The National Association of Home Builders estimated the cost of lumber added $35,872 to the cost of a new single-family home back in April. Now that lumber prices are lower, the association estimates new homes cost $29,833 more. The difference may seem higher than expected, given the recent dramatic price falls, but the NAHB says plywood, OSB, particleboard, fiberboard, shakes, and shingles also influence the cost. And framing lumber costs remain double the price they were in April 2020. The average new single-family home uses more than 2,200 square feet of softwood plywood and more than 6,800 square feet of OSB, says the NAHB.
Moreover, unlike framing lumber, prices of these items have not declined substantially in the recent past. In fact, since April of 2020, the price of softwood plywood has increased by more than 200 percent, and the price of OSB has gone up by nearly 500 percent.
At the prices reported by Random Lengths on April 17, 2020, the total cost to a builder for all the softwood lumber products going into a home was $16,927 for the products in an average single-family home, and $5,940 for the products in an average multifamily home.
Currently, based on Random Lengths prices reported on July 08, 2021, the costs have risen to $42,882 for the softwood lumber products in an average single-family, and $14,631 for the products in an average multifamily, home. These number represent a 153 percent ($25,955) and 146 percent ($8,691) increase in single-family and multifamily builders’ softwood lumber costs, respectively.
Prices to home buyers go up somewhat more than this, due to factors such as interest on construction loans, brokers’ fees, and margins required to attract capital and get construction loans underwritten.

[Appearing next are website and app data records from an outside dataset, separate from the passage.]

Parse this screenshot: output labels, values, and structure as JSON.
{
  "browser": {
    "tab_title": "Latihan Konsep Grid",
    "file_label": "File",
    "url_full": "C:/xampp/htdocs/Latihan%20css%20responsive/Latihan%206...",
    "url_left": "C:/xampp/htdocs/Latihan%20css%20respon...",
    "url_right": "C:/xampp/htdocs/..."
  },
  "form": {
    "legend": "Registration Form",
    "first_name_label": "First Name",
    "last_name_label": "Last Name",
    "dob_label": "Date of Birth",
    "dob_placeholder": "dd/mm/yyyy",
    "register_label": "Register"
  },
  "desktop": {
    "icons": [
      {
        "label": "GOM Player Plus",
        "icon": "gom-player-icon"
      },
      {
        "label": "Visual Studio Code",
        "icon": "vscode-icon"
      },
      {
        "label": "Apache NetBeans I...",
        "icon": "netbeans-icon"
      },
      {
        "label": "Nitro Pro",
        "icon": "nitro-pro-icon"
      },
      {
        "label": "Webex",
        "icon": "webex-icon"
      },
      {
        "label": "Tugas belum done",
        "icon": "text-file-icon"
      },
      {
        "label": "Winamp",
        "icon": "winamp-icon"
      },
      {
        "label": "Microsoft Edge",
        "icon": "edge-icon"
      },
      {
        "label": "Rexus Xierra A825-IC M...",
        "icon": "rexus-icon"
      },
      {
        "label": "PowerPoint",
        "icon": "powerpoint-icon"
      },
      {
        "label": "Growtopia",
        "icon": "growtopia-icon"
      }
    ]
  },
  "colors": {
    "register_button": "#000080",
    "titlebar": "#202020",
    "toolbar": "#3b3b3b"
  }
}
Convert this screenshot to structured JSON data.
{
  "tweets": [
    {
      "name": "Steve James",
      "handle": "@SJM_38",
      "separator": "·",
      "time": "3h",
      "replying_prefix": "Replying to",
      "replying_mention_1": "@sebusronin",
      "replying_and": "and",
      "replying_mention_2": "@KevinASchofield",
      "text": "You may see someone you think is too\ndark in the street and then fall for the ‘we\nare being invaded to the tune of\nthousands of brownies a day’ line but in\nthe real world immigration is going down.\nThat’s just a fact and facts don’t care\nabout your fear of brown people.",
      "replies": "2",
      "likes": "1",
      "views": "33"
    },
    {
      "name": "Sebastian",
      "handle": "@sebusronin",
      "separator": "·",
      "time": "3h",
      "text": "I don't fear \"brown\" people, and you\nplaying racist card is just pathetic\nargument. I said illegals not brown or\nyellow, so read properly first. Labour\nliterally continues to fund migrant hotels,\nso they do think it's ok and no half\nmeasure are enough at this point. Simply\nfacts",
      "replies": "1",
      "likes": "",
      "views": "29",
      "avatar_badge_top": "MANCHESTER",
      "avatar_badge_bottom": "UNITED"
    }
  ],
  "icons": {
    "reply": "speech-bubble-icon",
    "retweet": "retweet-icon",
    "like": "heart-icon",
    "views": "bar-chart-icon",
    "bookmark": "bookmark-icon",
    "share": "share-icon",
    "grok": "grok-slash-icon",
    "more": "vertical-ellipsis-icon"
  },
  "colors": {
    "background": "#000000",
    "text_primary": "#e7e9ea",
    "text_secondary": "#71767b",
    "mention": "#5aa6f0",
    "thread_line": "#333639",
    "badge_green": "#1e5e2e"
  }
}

As explained in NAHB’s recent study on regulatory costs, for items used during the construction process, the final home price will increase by 14.94 percent above the builder’s cost.